Like many of you, I attend many dairy meetings and am fortunate to have the opportunity to speak at many of them. In my interactions with dairy farmers and other industry people at these meetings, I find there is not a good understanding of what is happening with demand for dairy products.

Covington calvin
Retired Dairy Co-op Executive

There are reports showing cheese, butter or fluid milk sales and the volume of dairy products exported. All of this is good and important information. In fact, I use some of this information in my presentations. However, just reporting sales or demand information for individual products or markets does not give us a clear, concise understanding of what is taking place in regard to demand for dairy products.

One of the challenges in reporting and understanding dairy demand is: Different dairy products contain different levels of milkfat and nonfat solids (lactose, protein and other nonfat solids). For example, butter is mostly milkfat while nonfat or skim milk powder is mostly nonfat solids.

Whole fluid milk contains more milkfat than reduced or low-fat milk, but reduced and low-fat milk contain more nonfat solids than whole milk.

Because of the variation in milkfat and nonfat solids among dairy products, it is difficult to get a complete picture of overall dairy demand just from looking at individual dairy product demand. Strong growth in one dairy product can skew our thinking about the actual growth in total dairy demand.

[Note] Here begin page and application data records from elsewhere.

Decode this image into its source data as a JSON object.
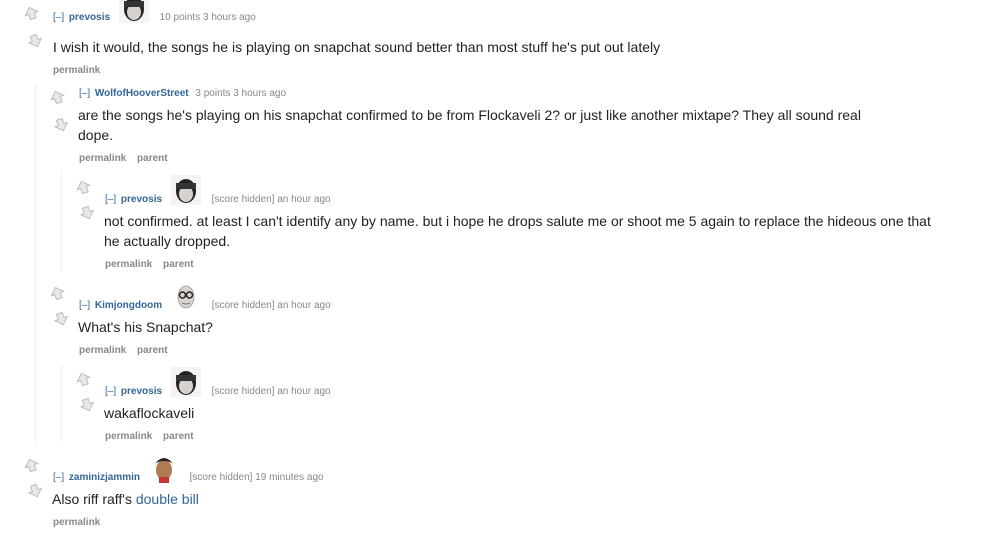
{
  "labels": {
    "toggle": "[–]",
    "permalink": "permalink",
    "parent": "parent"
  },
  "comments": [
    {
      "author": "prevosis",
      "meta": "10 points 3 hours ago",
      "avatar": "eminem-face-avatar",
      "body": "I wish it would, the songs he is playing on snapchat sound better than most stuff he's put out lately"
    },
    {
      "author": "WolfofHooverStreet",
      "meta": "3 points 3 hours ago",
      "body": "are the songs he's playing on his snapchat confirmed to be from Flockaveli 2? or just like another mixtape? They all sound real dope."
    },
    {
      "author": "prevosis",
      "meta": "[score hidden] an hour ago",
      "avatar": "eminem-face-avatar",
      "body": "not confirmed. at least I can't identify any by name. but i hope he drops salute me or shoot me 5 again to replace the hideous one that he actually dropped."
    },
    {
      "author": "Kimjongdoom",
      "meta": "[score hidden] an hour ago",
      "avatar": "glasses-face-avatar",
      "body": "What's his Snapchat?"
    },
    {
      "author": "prevosis",
      "meta": "[score hidden] an hour ago",
      "avatar": "eminem-face-avatar",
      "body": "wakaflockaveli"
    },
    {
      "author": "zaminizjammin",
      "meta": "[score hidden] 19 minutes ago",
      "avatar": "dark-hair-face-avatar",
      "body_prefix": "Also riff raff's ",
      "body_link": "double bill"
    }
  ]
}
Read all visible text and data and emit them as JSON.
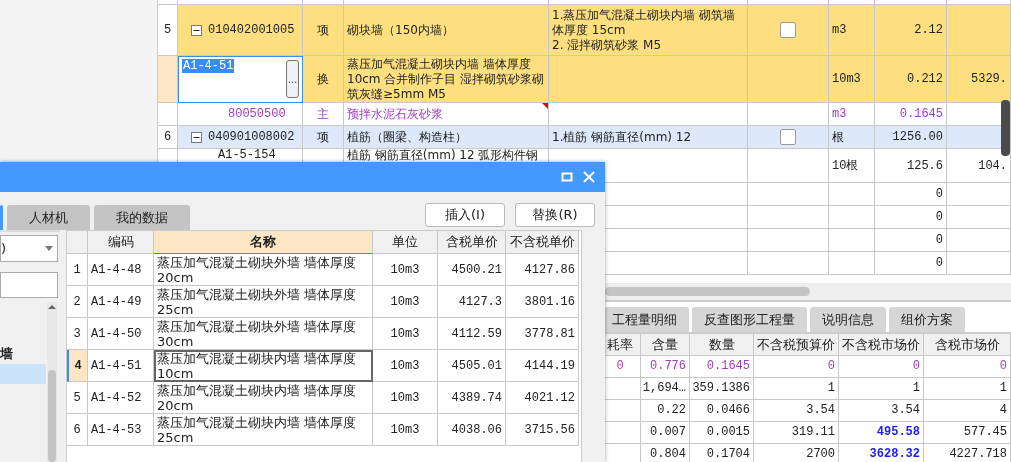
{
  "main_table": {
    "rows": [
      {
        "kind": "top"
      },
      {
        "kind": "item",
        "selected": true,
        "number": "5",
        "expanded": true,
        "code": "010402001005",
        "type": "项",
        "name": "砌块墙（150内墙）",
        "feature": "1.蒸压加气混凝土砌块内墙 砌筑墙体厚度 15cm\n2. 湿拌砌筑砂浆 M5",
        "checked": false,
        "unit": "m3",
        "quantity": "2.12"
      },
      {
        "kind": "quota",
        "selected": true,
        "editing": true,
        "code": "A1-4-51",
        "edit_button": "…",
        "type": "换",
        "name": "蒸压加气混凝土砌块内墙 墙体厚度 10cm  合并制作子目 湿拌砌筑砂浆砌筑灰缝≥5mm M5",
        "unit": "10m3",
        "quantity": "0.212",
        "price": "5329."
      },
      {
        "kind": "material",
        "selected": false,
        "has_note": true,
        "code": "80050500",
        "type": "主",
        "name": "预拌水泥石灰砂浆",
        "unit": "m3",
        "quantity": "0.1645"
      },
      {
        "kind": "item",
        "selected": false,
        "number": "6",
        "expanded": true,
        "code": "040901008002",
        "type": "项",
        "name": "植筋（圈梁、构造柱）",
        "feature": "1.植筋 钢筋直径(mm) 12",
        "checked": false,
        "unit": "根",
        "quantity": "1256.00"
      },
      {
        "kind": "quota",
        "selected": false,
        "editing": false,
        "code": "A1-5-154",
        "name": "植筋 钢筋直径(mm) 12  弧形构件钢",
        "unit": "10根",
        "quantity": "125.6",
        "price": "104."
      },
      {
        "kind": "blank",
        "quantity": "0"
      },
      {
        "kind": "blank",
        "quantity": "0"
      },
      {
        "kind": "blank",
        "quantity": "0"
      },
      {
        "kind": "blank",
        "quantity": "0"
      }
    ]
  },
  "bottom_panel": {
    "tabs": [
      {
        "label": "工程量明细",
        "selected": false
      },
      {
        "label": "反查图形工程量",
        "selected": false
      },
      {
        "label": "说明信息",
        "selected": false
      },
      {
        "label": "组价方案",
        "selected": false
      }
    ],
    "columns": [
      "耗率",
      "含量",
      "数量",
      "不含税预算价",
      "不含税市场价",
      "含税市场价"
    ],
    "rows": [
      {
        "kind": "material",
        "market_price_changed": false,
        "cells": [
          "0",
          "0.776",
          "0.1645",
          "0",
          "0",
          "0"
        ]
      },
      {
        "kind": "normal",
        "market_price_changed": false,
        "cells": [
          "",
          "1,694…",
          "359.1386",
          "1",
          "1",
          "1"
        ]
      },
      {
        "kind": "normal",
        "market_price_changed": false,
        "cells": [
          "",
          "0.22",
          "0.0466",
          "3.54",
          "3.54",
          "4"
        ]
      },
      {
        "kind": "normal",
        "market_price_changed": true,
        "cells": [
          "",
          "0.007",
          "0.0015",
          "319.11",
          "495.58",
          "577.45"
        ]
      },
      {
        "kind": "normal",
        "market_price_changed": true,
        "cells": [
          "",
          "0.804",
          "0.1704",
          "2700",
          "3628.32",
          "4227.718"
        ]
      }
    ]
  },
  "dialog": {
    "tabs": [
      {
        "selected": true
      },
      {
        "label": "人材机",
        "selected": false
      },
      {
        "label": "我的数据",
        "selected": false
      }
    ],
    "buttons": [
      "插入(I)",
      "替换(R)"
    ],
    "dropdown": {
      "value": ")"
    },
    "tree": [
      {
        "label": "墙",
        "selected": false
      },
      {
        "selected": true
      }
    ],
    "grid": {
      "columns": [
        {
          "label": "编码",
          "selected": false
        },
        {
          "label": "名称",
          "selected": true
        },
        {
          "label": "单位",
          "selected": false
        },
        {
          "label": "含税单价",
          "selected": false
        },
        {
          "label": "不含税单价",
          "selected": false
        }
      ],
      "rows": [
        {
          "number": "1",
          "code": "A1-4-48",
          "name": "蒸压加气混凝土砌块外墙 墙体厚度 20cm",
          "unit": "10m3",
          "price_with_tax": "4500.21",
          "price_without_tax": "4127.86",
          "selected": false
        },
        {
          "number": "2",
          "code": "A1-4-49",
          "name": "蒸压加气混凝土砌块外墙 墙体厚度 25cm",
          "unit": "10m3",
          "price_with_tax": "4127.3",
          "price_without_tax": "3801.16",
          "selected": false
        },
        {
          "number": "3",
          "code": "A1-4-50",
          "name": "蒸压加气混凝土砌块外墙 墙体厚度 30cm",
          "unit": "10m3",
          "price_with_tax": "4112.59",
          "price_without_tax": "3778.81",
          "selected": false
        },
        {
          "number": "4",
          "code": "A1-4-51",
          "name": "蒸压加气混凝土砌块内墙 墙体厚度 10cm",
          "unit": "10m3",
          "price_with_tax": "4505.01",
          "price_without_tax": "4144.19",
          "selected": true
        },
        {
          "number": "5",
          "code": "A1-4-52",
          "name": "蒸压加气混凝土砌块内墙 墙体厚度 20cm",
          "unit": "10m3",
          "price_with_tax": "4389.74",
          "price_without_tax": "4021.12",
          "selected": false
        },
        {
          "number": "6",
          "code": "A1-4-53",
          "name": "蒸压加气混凝土砌块内墙 墙体厚度 25cm",
          "unit": "10m3",
          "price_with_tax": "4038.06",
          "price_without_tax": "3715.56",
          "selected": false
        }
      ]
    }
  }
}
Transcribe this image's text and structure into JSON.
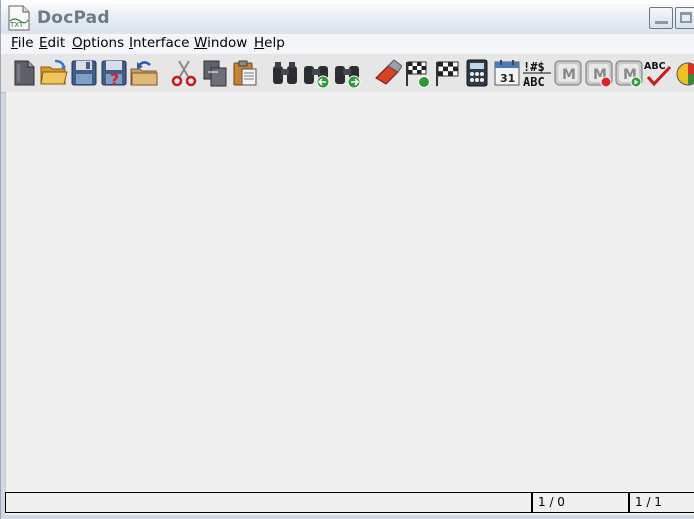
{
  "window": {
    "title": "DocPad"
  },
  "menu": [
    {
      "mnemonic": "F",
      "rest": "ile"
    },
    {
      "mnemonic": "E",
      "rest": "dit"
    },
    {
      "mnemonic": "O",
      "rest": "ptions"
    },
    {
      "mnemonic": "I",
      "rest": "nterface"
    },
    {
      "mnemonic": "W",
      "rest": "indow"
    },
    {
      "mnemonic": "H",
      "rest": "elp"
    }
  ],
  "toolbar": {
    "icons": [
      "new-document-icon",
      "open-folder-icon",
      "save-icon",
      "save-as-icon",
      "reload-icon",
      "cut-icon",
      "copy-icon",
      "paste-icon",
      "find-icon",
      "find-previous-icon",
      "find-next-icon",
      "eraser-icon",
      "goto-flag-icon",
      "finish-flag-icon",
      "calculator-icon",
      "calendar-icon",
      "character-map-icon",
      "macro-icon",
      "macro-record-icon",
      "macro-play-icon",
      "spellcheck-icon",
      "chart-icon"
    ],
    "calendar_day": "31",
    "charmap_top": "!#$",
    "charmap_bottom": "ABC",
    "spell_text": "ABC",
    "macro_letter": "M"
  },
  "status": {
    "message": "",
    "position": "1 / 0",
    "pages": "1 / 1"
  }
}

On the other hand, we all know farm milk contains both milkfat and nonfat solids. To fully understand if dairy demand is increasing, decreasing or staying the same, we need to know the demand for all of the solids in milk production.

What I find helpful in talking about dairy demand is expressing it on a total solids basis, milkfat plus nonfat or skim milk solids. For many years, the USDA’s Economic Research Service (ERS) has published, monthly data showing commercial disappearance (the USDA’s term for demand) for dairy products by milkfat and skim milk (nonfat) solids. The ERS data can easily be combined into total solids.

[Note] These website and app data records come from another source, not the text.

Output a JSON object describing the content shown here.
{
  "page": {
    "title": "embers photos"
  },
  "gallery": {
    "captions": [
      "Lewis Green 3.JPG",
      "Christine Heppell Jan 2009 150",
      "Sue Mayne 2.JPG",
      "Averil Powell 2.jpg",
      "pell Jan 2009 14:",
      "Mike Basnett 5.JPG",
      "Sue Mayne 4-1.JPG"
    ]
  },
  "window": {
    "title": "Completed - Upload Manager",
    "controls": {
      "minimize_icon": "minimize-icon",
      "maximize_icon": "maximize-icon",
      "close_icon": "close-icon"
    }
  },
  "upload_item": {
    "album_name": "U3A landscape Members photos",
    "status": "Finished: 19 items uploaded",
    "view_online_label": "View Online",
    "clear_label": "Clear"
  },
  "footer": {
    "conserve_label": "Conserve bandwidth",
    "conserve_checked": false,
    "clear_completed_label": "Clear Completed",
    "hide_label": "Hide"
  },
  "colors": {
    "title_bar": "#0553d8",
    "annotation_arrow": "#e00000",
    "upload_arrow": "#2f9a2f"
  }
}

Plus, the ERS milk and skim solids data is separated into domestic and export disappearance, providing even more information about dairy demand.

Total solids provides better insight into the demand for all of the solids in milk, both in domestic and export markets. Plus, it helps us better understand the relationship of demand to milk prices. Let’s take a brief a look at what total solids is telling us about dairy demand.

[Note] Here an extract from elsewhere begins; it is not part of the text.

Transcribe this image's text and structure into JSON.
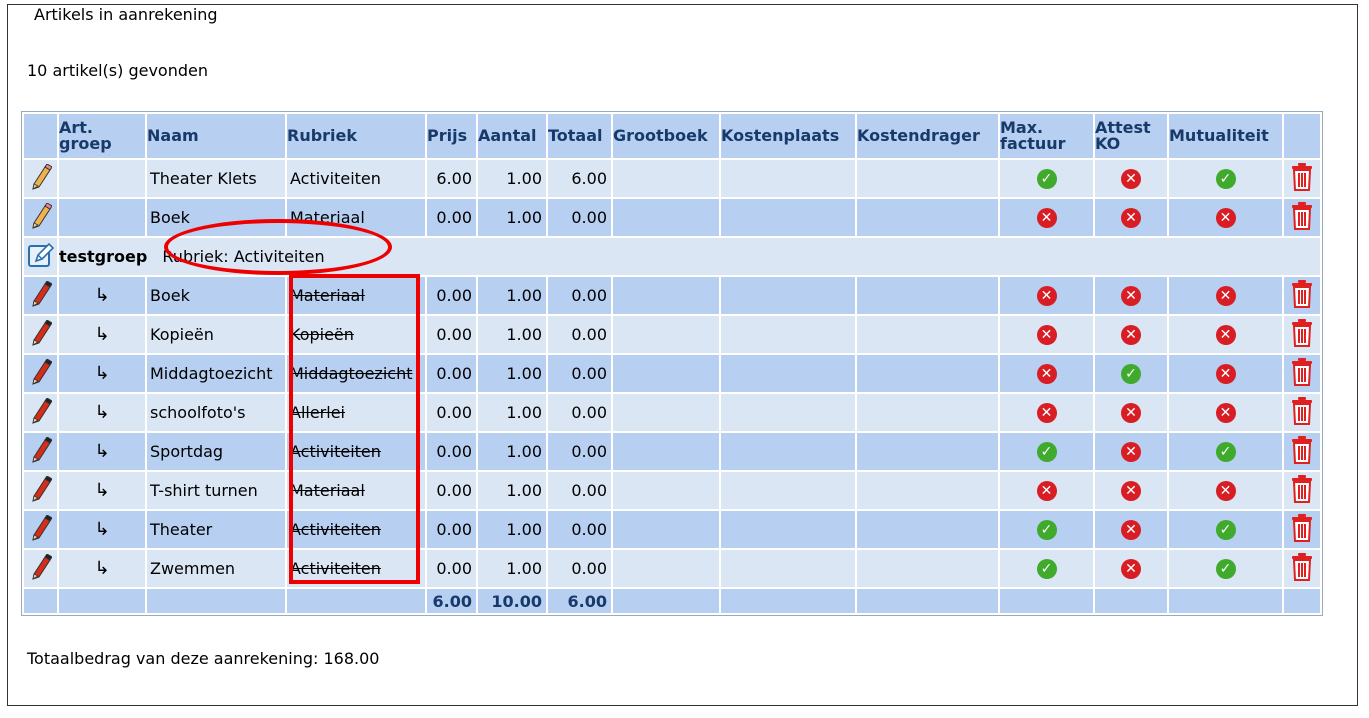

During the past 10 years, demand measured by total solids has increased every year except 2009 (Figure 1).

U.S. annual total solids commercial disapperance worldwide

This provides us some explanation for the disastrous milk prices in 2009. Demand last year was higher than 2016 but only up 0.8 percent. Unfortunately, this was the lowest increase in demand since 2010. In the two previous years, 2015 and 2016, total solids demand was up 2.1 percent and 2.6 percent, respectively.

Again, these changes in demand, over the past three years, provide some understanding into why milk prices have moved lower, and dairy product inventories are building. Our understanding expands even more when we consider the increase in milk production in 2017 of 1.8 percent was more than double the increase in demand of 0.8 percent.

Let’s drill down further into total solids to learn more about demand by looking separately at domestic and export demand. Domestic total solids demand is shown in Figure 2, and Figure 3 shows export demand.

U.S. Annual total solids domestic commercial disappearance

When looked at separately, we see more variability in demand than when combined. Thankfully, there are years when a decline in domestic demand is offset by an increase in exports and vice versa.

U.S. annual total solids commercial disappearnace throu exprotsExamining just domestic demand we see a nice jump from 2014 to 2015. However, domestic demand has remained relatively steady since then. Looking at individual product sales data shows 2015 was an exceptional year for dairy demand for most products.

Butter sales increased 2.2 percent, both American and other cheese were up 3.4 percent, and fluid milk sales had one of its lowest declines in many years. On the other hand, domestic demand was only up 0.1 percent in 2017, the lowest increase since 2013.

If total demand was up 0.8 percent in 2017, and domestic demand was up only 0.1 percent, it is obvious exports played a major role in demand. On a total solids basis, 2017 was a record year for U.S. dairy exports, with 3.985 billion pounds of total solids exported (Figure 3). This is slightly higher than the previous record of 3.916 billion pounds in 2014.

When it comes to exports, the U.S. primarily exports nonfat solids. In 2017, over 90 percent of total solids exported were nonfat solids. These nonfat solids were mainly in the form of nonfat and skim milk powder, lactose and whey products with some cheese. On a total solids basis, exports represented 14.3 percent of total solids demand in 2017. In 2009, it was only 8.4 percent (Figure 4).

Exports as percent of U.S. annual total solids disappearance

In summary, my own experience has convinced me dairy farmers and others in the industry better understand dairy demand when expressed on a total solids basis. Hopefully, this article will encourage you to follow demand on a total solids basis as well. It provides a clearer picture of overall demand for the nation’s milk production and the solids in that milk.  end mark

Calvin Covington is a retired dairy cooperative CEO and now does some farming, consulting, writing, and public speaking.

Calvin Covington